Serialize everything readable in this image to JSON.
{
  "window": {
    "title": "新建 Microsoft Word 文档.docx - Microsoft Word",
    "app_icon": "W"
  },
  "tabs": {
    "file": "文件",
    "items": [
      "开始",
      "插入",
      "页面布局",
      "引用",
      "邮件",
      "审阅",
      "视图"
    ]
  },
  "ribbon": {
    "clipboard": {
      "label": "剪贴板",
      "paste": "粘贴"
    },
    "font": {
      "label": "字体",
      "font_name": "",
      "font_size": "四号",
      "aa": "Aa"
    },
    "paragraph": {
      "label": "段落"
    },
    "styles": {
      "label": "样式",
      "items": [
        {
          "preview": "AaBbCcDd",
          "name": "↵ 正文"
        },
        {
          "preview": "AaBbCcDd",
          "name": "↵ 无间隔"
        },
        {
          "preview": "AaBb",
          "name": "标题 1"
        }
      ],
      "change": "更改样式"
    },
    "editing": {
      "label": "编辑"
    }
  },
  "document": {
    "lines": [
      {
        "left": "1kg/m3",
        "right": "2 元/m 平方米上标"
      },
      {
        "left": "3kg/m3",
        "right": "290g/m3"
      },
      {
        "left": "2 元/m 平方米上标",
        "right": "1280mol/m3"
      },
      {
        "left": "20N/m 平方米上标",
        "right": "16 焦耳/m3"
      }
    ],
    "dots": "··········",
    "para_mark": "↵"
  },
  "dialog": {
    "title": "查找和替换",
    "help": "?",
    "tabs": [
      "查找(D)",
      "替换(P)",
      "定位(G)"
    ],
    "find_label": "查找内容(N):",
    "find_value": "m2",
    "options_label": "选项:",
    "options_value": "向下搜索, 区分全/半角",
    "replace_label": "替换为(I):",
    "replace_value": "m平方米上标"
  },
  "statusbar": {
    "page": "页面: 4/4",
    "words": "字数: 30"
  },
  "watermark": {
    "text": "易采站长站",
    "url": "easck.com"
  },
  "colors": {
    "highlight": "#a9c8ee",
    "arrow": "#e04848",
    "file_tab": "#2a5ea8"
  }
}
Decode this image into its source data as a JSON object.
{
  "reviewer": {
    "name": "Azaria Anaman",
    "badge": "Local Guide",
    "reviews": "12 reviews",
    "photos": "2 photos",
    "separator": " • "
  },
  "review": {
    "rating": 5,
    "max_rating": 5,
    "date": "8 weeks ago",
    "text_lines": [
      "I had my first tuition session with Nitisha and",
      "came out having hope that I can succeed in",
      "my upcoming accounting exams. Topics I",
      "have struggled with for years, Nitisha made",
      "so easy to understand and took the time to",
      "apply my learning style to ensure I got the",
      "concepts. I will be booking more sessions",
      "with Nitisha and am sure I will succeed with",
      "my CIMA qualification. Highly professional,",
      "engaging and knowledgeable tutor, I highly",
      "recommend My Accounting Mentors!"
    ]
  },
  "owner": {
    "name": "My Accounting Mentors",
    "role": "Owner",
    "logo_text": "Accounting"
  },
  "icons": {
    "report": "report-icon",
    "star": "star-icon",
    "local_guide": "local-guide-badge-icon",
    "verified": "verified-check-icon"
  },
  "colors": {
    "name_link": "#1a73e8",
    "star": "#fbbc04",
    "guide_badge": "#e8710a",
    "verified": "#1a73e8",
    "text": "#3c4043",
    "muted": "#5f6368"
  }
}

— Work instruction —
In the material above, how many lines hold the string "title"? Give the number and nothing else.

— Answer to this problem —
2